A Cybersecurity First: Logchain Uses Blockchain to Secure Data in Federal Government Health

Cesar Tavares - Sr. Director of Technology and Innovation

By Cesar Tavares, Sr. Director of Technology and Innovation   

Octo is known for its innovative solutions to complex problems. While we demonstrate this daily, one project continually surfaces, illustrating what we mean by innovation: Octo applied blockchain in the public health care sector to boost cybersecurity for the U.S. Department of Health and Human Services (HHS), a history-making first for the agency in charge of fostering sound, sustained advances in medicine, public health, and social services. The result? A scalable solution that can be implemented in almost any agency to strengthen cybersecurity and keep data secure.

The problem of securing health data 

It started with cybersecurity compliance. Launched in 2012, the Cybersecurity and Infrastructure Security Agency’s (CISA) Continuous Diagnostics and Mitigation (CDM) program was developed to help agencies strengthen their security posture by, in part, improving federal cybersecurity response capabilities. This requires consistent monitoring. HHS received the CDM directive to implement security monitoring.

CDM relies heavily on log data, which are digital records that help determine what has happened at any given point on a system. However, logs can be corrupted, provide inconsistent data, or contain vulnerabilities. If the data from these logs cannot be trusted, there can be damaging security vulnerabilities and unreliable CDM reports. Because some data was unreliable, employees spent months trying to find the sources of identified issues, sometimes never discovering what was changed, by whom, and/or where. Having an established, trusted relationship with HHS, Octo aimed to alleviate this problem.

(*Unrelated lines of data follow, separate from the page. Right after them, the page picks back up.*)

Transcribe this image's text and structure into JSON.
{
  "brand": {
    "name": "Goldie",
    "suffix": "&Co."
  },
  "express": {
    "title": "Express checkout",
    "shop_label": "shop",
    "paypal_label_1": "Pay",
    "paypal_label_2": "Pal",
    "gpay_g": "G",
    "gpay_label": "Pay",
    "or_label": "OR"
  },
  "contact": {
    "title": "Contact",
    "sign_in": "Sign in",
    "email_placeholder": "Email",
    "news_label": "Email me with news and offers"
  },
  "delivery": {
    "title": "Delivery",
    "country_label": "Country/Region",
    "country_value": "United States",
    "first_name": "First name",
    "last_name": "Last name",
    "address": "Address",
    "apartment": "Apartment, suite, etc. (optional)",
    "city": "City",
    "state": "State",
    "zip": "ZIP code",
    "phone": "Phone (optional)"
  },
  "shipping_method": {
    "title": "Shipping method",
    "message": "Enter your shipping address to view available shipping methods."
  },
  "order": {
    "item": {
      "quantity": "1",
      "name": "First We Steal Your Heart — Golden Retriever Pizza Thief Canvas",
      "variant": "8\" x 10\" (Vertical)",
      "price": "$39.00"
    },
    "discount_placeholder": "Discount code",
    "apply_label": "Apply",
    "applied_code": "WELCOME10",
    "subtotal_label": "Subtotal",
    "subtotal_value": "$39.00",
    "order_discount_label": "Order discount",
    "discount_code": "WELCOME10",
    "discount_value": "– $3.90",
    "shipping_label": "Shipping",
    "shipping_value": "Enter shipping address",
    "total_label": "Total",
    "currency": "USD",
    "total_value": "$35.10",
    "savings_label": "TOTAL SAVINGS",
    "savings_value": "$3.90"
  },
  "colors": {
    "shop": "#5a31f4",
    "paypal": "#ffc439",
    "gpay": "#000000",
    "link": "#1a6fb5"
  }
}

A blockchain solution for federal health 

Using emerging tools and technology, our team developed a quick source of truth and usability to ensure logs could not be changed, were available in real-time with minimal impact to daily operations and cost, and were secure. How? Team Octo created Logchain, the first blockchain tool to be used in the Federal Government for cybersecurity purposes. Using blockchain to analyze transactions, Octo was able to track data that had been deleted or updated, identify who made the changes, and locate the machine on which the changes were made.

The most innovative element of this emerging technology solution was the use of blockchain and its inherent provenance as a cybersecurity audit tool. The addition of an automated capability for tracking log files as they were created and modified expedited audit time and increased audit accuracy while reducing required effort and resources to conduct the audits.

Blockchain technology provides government with stronger cybersecurity 

Using blockchain-powered Logchain, HHS auditors were able to review more than 10,000 log files in hours – not months, as the process previously required. Auditors were able to investigate deeper issues and analyze trends in the data, not pore over mountains of data. Harnessing blockchain, Logchain enabled the massive time audit savings and the secure, quick source of truth and usability HHS needed. It ensured logs could not be changed and were still available in real-time with minimal impact on daily operations and cost. Logchain strengthened HHS’s security posture by allowing issues with log files to be identified much sooner, permitting timelier response by HHS security personnel.

Logchain offered other potential benefits for government cybersecurity. First, by using this emerging technology, HHS could add customers or programs through nodes that could replicate the functionality to encompass all areas of HHS. Second, Logchain proved agency leaders could identify and document what occurs during any transaction via the blockchain network through a process that could be implemented enterprise-wide. This could create a system with less vulnerability and data that can be trusted, saving time while boosting security. Third, Logchain allowed CDM requirements to be met more rapidly and with greater confidence than ever before. Finally, the solution could be paired with AI and other technologies to boost effectiveness and reach.

ACT-IAC says in its Blockchain Playbook, “Blockchain has the potential to help government mitigate fraud, reduce errors, and lower the cost of paper-intensive processes, while enabling collaboration across multiple divisions and agencies to provide more effective and efficient services to citizens.” Octo recognizes this and continues to use blockchain to develop a variety of solutions for federal customers. For information on how Logchain and other blockchain solutions can secure your federal government agency’s data, reach out to a member of our team.